My name is Owen Falk and I am a 4th year chemical engineering student at Stanford University. This summer I have been working on a research project that combines two of my great passions: cars and chemistry. At the onset, my project seemed simple: research a corroding race car from the 1950’s and find out as much as possible about the chemical reactions taking place. However, by the end of the first week it was clear that this project was much bigger than I expected.

The particular race car that I’m working on is the Cunningham C-4RK. This one-of-a-kind aluminum-bodied race car was built in 1952 by the great American sportsman Briggs Cunningham. The C-4RK was built with one purpose: to be the first American-built sports car to win the 24-hour race at Le Mans. With a body style foreshadowing Carole Shelby’s legendary Cobras and even the AC Ace designs upon which they were based, the C-4RK put on a great performance at Le Mans in 1953, leading the pack at the beginning of the race and setting a record for fastest lap. Unfortunately, the C-4RK crashed into a sandbank and ended up finishing 10th overall. After Le Mans, the C-4RK had a brief racing career in America before it was retired in the late 1950s and reacquired by Briggs Cunningham as part of his personal auto museum. Currently the C-4RK is owned by the Collier Collection and housed at the Revs Institute in Naples, Florida.

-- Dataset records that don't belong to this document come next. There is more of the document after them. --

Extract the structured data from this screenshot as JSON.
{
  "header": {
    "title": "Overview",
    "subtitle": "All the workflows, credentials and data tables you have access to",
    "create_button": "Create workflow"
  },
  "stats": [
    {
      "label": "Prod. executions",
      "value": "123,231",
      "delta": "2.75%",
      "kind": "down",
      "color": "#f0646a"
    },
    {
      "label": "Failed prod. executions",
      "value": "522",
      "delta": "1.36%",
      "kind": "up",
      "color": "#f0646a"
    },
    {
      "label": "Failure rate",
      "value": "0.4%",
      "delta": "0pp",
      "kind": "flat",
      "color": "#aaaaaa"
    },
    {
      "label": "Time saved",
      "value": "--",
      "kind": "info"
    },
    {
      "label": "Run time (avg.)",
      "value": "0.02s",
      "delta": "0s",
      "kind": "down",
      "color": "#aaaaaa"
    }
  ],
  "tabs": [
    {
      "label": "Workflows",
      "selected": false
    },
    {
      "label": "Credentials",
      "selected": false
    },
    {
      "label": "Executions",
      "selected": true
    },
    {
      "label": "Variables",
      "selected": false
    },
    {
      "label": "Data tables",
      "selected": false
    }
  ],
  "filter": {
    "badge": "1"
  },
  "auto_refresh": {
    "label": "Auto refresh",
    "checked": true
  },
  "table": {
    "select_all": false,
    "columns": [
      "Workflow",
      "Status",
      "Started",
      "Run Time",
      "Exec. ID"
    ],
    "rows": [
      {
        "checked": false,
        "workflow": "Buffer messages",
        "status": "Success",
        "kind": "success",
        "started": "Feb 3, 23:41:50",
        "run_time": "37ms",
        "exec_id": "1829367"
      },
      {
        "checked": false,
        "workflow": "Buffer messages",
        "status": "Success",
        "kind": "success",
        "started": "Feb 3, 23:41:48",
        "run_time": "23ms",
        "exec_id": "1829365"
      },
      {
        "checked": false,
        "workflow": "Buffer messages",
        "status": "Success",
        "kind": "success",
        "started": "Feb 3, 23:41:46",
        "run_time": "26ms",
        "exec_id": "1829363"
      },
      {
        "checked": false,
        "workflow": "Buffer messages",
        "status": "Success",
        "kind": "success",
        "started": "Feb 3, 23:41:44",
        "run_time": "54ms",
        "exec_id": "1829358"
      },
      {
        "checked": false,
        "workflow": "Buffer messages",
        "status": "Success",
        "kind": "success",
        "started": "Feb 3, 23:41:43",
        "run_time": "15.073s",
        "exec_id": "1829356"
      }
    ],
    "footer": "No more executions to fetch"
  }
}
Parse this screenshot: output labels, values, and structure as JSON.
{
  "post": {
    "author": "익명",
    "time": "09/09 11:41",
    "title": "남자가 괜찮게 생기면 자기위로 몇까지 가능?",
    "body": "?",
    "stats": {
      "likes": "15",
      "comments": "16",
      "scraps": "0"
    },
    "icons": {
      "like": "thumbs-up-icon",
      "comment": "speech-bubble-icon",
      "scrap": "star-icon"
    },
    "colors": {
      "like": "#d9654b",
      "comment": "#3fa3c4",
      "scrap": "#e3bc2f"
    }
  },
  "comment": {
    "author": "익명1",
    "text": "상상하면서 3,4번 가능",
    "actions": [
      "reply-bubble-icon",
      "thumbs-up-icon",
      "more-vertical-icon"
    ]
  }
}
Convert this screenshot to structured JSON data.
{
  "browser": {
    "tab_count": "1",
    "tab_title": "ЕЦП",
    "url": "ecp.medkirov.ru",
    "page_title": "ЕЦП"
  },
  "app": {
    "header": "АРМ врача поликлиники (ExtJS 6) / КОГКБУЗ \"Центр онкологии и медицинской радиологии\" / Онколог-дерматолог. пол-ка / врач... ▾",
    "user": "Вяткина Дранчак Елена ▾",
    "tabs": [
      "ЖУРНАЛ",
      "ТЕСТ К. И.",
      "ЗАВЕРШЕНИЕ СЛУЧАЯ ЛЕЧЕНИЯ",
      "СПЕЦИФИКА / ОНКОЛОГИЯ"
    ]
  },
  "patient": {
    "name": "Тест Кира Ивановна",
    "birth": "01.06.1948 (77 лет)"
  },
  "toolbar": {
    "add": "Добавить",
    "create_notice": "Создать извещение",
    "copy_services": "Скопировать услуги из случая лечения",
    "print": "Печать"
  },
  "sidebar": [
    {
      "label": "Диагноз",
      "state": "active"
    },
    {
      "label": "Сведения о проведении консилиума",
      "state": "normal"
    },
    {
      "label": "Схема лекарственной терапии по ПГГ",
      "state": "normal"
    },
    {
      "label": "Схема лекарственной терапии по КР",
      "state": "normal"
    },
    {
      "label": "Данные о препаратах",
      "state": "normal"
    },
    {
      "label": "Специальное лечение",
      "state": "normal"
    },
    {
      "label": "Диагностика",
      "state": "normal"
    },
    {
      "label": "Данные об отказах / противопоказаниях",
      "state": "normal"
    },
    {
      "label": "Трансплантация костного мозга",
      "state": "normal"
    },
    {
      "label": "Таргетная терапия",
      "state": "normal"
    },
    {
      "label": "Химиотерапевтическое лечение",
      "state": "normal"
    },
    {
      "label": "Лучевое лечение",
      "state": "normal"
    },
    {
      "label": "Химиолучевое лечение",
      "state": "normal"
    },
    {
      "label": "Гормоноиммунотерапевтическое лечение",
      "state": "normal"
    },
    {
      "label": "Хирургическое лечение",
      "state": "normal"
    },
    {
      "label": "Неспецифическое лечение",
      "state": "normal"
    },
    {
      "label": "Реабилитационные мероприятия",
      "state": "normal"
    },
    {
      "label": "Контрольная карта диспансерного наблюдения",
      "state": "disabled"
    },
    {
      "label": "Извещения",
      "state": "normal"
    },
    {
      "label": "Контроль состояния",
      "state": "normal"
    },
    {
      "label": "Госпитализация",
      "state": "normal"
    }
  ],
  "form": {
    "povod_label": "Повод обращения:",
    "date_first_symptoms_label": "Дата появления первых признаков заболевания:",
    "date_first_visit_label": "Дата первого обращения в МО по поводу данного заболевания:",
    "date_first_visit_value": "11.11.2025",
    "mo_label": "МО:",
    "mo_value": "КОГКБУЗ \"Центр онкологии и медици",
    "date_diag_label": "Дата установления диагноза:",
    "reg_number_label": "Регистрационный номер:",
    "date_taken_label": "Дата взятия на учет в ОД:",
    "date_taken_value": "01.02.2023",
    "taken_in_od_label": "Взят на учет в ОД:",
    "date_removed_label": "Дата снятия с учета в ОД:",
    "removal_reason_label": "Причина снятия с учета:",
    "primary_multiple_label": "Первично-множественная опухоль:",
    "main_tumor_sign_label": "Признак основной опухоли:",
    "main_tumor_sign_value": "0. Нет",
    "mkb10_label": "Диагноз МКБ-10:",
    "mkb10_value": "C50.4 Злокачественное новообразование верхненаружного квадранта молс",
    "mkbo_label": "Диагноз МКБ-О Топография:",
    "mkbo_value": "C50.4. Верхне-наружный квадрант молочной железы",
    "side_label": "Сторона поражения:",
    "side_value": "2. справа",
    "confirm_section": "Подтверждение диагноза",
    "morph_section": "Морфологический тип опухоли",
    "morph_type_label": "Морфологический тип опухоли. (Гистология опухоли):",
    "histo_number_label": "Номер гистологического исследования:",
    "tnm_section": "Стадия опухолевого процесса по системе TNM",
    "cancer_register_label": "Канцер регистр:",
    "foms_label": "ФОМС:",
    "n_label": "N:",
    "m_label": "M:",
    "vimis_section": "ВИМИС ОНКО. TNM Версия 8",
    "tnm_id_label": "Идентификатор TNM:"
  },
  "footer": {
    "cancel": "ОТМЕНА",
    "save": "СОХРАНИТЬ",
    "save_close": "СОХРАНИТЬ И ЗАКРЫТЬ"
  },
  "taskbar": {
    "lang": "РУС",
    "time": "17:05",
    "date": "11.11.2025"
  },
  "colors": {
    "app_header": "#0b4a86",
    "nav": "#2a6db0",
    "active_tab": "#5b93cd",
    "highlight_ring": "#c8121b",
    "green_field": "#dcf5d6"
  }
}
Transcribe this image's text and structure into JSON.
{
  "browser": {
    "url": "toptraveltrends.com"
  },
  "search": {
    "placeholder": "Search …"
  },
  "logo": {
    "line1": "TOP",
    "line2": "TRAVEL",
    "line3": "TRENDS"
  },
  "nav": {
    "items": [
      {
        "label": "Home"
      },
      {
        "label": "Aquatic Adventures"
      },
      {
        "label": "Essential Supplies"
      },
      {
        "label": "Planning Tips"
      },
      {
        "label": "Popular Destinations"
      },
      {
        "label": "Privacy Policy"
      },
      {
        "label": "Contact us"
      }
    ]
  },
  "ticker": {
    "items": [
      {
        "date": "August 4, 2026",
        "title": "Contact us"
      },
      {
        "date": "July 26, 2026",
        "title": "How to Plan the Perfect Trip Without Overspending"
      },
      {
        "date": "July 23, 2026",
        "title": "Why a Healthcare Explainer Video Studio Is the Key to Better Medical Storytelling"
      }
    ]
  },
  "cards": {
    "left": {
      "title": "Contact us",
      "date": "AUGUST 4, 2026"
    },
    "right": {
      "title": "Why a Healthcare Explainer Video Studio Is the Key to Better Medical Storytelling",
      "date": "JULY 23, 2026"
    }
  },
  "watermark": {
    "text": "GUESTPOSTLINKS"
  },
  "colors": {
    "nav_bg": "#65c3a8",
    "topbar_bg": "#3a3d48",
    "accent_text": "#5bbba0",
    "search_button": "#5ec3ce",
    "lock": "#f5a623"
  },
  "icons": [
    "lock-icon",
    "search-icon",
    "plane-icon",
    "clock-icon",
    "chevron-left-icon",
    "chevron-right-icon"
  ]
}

The problem plaguing the C-4RK is that its lacquer finish has become brittle and moisture is penetrating to the aluminum body beneath the lacquer, causing the car to slowly corrode. Even though the C-4RK is housed in a controlled environment with an expert maintenance staff to care for it, the corrosion persists. The good news is that the body of the C-4RK is comprised of a particular grade of aluminum that corrodes at an exponentially decreasing rate, meaning that the C-4RK would take literally thousands of years to corrode to dust.

To help explain what is occurring underneath the lacquer skin of the C-4RK please consult the figure above. The aluminum molecules in the body of the C-4RK are slowly converted to aluminum oxide in a process known as filiform corrosion. First the aluminum reacts with the salts present in the moisture solution, causing it to dissolve. Then, the aluminum reacts with oxygen molecules that seep in through the crack to form a milky white product that causes further damage to the brittle lacquer layer. It is important to note that without oxygen the corrosion reaction cannot continue. This suggests that a sealant could be used to prevent further corrosion.

The discovery that simply sealing the car could stop the corrosion was incredibly exciting, but it turns out that lacquer is exceptionally difficult to seal. I will extrapolate about this topic and others regarding the preservation of lacquer race cars in my future blogs.